+++ Listed entries +++

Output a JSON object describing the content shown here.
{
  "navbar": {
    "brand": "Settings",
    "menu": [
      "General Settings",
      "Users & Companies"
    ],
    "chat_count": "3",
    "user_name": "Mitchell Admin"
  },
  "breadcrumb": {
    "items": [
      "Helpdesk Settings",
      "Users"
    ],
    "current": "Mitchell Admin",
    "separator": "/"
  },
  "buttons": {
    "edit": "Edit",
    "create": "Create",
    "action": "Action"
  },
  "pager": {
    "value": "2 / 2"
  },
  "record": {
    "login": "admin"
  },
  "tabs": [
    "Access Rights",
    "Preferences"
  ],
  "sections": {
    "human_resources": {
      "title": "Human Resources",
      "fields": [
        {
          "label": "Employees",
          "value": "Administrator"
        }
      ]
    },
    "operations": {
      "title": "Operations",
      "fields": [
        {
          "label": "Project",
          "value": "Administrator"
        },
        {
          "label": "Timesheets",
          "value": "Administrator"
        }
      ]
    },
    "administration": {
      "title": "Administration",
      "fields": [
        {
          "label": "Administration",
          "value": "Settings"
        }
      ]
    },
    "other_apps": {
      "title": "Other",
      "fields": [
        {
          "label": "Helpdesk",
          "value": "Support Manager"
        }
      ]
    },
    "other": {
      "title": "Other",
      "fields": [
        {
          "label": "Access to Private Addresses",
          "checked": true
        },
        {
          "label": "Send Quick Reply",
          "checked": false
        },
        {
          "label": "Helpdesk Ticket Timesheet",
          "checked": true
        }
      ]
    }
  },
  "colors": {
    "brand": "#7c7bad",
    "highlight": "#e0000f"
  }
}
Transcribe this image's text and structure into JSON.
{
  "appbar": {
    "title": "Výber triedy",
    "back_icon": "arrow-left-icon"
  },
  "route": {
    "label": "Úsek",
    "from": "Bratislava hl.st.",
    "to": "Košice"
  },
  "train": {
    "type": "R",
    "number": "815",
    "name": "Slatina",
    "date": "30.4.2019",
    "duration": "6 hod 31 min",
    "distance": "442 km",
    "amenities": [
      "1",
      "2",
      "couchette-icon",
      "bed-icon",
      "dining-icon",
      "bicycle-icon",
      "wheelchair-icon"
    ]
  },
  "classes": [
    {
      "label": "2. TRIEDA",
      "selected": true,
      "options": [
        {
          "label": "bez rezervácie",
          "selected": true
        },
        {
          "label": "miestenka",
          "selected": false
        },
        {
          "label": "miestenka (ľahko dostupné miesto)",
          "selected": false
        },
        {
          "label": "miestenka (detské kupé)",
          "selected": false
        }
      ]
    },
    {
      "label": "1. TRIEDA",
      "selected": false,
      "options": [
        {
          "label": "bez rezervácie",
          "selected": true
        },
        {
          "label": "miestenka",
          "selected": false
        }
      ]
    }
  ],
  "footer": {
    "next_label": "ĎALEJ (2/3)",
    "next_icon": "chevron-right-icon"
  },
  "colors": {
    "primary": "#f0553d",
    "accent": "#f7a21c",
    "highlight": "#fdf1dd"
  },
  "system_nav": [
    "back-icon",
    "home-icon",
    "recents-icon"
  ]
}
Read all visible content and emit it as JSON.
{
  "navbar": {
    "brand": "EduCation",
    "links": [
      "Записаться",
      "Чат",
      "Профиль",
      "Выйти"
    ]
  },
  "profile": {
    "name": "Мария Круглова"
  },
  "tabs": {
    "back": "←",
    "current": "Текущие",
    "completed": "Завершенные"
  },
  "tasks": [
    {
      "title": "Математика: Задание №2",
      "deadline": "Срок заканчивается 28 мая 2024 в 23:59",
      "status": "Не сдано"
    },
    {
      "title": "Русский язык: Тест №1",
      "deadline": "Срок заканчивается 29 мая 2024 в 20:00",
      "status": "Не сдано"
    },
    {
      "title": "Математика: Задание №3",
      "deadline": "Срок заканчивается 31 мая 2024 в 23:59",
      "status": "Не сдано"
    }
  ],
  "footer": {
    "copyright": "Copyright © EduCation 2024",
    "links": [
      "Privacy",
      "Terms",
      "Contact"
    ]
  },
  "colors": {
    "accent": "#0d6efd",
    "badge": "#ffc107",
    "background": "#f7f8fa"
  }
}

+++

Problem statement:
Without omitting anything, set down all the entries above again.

Expected answer:
Output a JSON object describing the content shown here.
{
  "navbar": {
    "brand": "Settings",
    "menu": [
      "General Settings",
      "Users & Companies"
    ],
    "chat_count": "3",
    "user_name": "Mitchell Admin"
  },
  "breadcrumb": {
    "items": [
      "Helpdesk Settings",
      "Users"
    ],
    "current": "Mitchell Admin",
    "separator": "/"
  },
  "buttons": {
    "edit": "Edit",
    "create": "Create",
    "action": "Action"
  },
  "pager": {
    "value": "2 / 2"
  },
  "record": {
    "login": "admin"
  },
  "tabs": [
    "Access Rights",
    "Preferences"
  ],
  "sections": {
    "human_resources": {
      "title": "Human Resources",
      "fields": [
        {
          "label": "Employees",
          "value": "Administrator"
        }
      ]
    },
    "operations": {
      "title": "Operations",
      "fields": [
        {
          "label": "Project",
          "value": "Administrator"
        },
        {
          "label": "Timesheets",
          "value": "Administrator"
        }
      ]
    },
    "administration": {
      "title": "Administration",
      "fields": [
        {
          "label": "Administration",
          "value": "Settings"
        }
      ]
    },
    "other_apps": {
      "title": "Other",
      "fields": [
        {
          "label": "Helpdesk",
          "value": "Support Manager"
        }
      ]
    },
    "other": {
      "title": "Other",
      "fields": [
        {
          "label": "Access to Private Addresses",
          "checked": true
        },
        {
          "label": "Send Quick Reply",
          "checked": false
        },
        {
          "label": "Helpdesk Ticket Timesheet",
          "checked": true
        }
      ]
    }
  },
  "colors": {
    "brand": "#7c7bad",
    "highlight": "#e0000f"
  }
}
Transcribe this image's text and structure into JSON.
{
  "appbar": {
    "title": "Výber triedy",
    "back_icon": "arrow-left-icon"
  },
  "route": {
    "label": "Úsek",
    "from": "Bratislava hl.st.",
    "to": "Košice"
  },
  "train": {
    "type": "R",
    "number": "815",
    "name": "Slatina",
    "date": "30.4.2019",
    "duration": "6 hod 31 min",
    "distance": "442 km",
    "amenities": [
      "1",
      "2",
      "couchette-icon",
      "bed-icon",
      "dining-icon",
      "bicycle-icon",
      "wheelchair-icon"
    ]
  },
  "classes": [
    {
      "label": "2. TRIEDA",
      "selected": true,
      "options": [
        {
          "label": "bez rezervácie",
          "selected": true
        },
        {
          "label": "miestenka",
          "selected": false
        },
        {
          "label": "miestenka (ľahko dostupné miesto)",
          "selected": false
        },
        {
          "label": "miestenka (detské kupé)",
          "selected": false
        }
      ]
    },
    {
      "label": "1. TRIEDA",
      "selected": false,
      "options": [
        {
          "label": "bez rezervácie",
          "selected": true
        },
        {
          "label": "miestenka",
          "selected": false
        }
      ]
    }
  ],
  "footer": {
    "next_label": "ĎALEJ (2/3)",
    "next_icon": "chevron-right-icon"
  },
  "colors": {
    "primary": "#f0553d",
    "accent": "#f7a21c",
    "highlight": "#fdf1dd"
  },
  "system_nav": [
    "back-icon",
    "home-icon",
    "recents-icon"
  ]
}
Read all visible content and emit it as JSON.
{
  "navbar": {
    "brand": "EduCation",
    "links": [
      "Записаться",
      "Чат",
      "Профиль",
      "Выйти"
    ]
  },
  "profile": {
    "name": "Мария Круглова"
  },
  "tabs": {
    "back": "←",
    "current": "Текущие",
    "completed": "Завершенные"
  },
  "tasks": [
    {
      "title": "Математика: Задание №2",
      "deadline": "Срок заканчивается 28 мая 2024 в 23:59",
      "status": "Не сдано"
    },
    {
      "title": "Русский язык: Тест №1",
      "deadline": "Срок заканчивается 29 мая 2024 в 20:00",
      "status": "Не сдано"
    },
    {
      "title": "Математика: Задание №3",
      "deadline": "Срок заканчивается 31 мая 2024 в 23:59",
      "status": "Не сдано"
    }
  ],
  "footer": {
    "copyright": "Copyright © EduCation 2024",
    "links": [
      "Privacy",
      "Terms",
      "Contact"
    ]
  },
  "colors": {
    "accent": "#0d6efd",
    "badge": "#ffc107",
    "background": "#f7f8fa"
  }
}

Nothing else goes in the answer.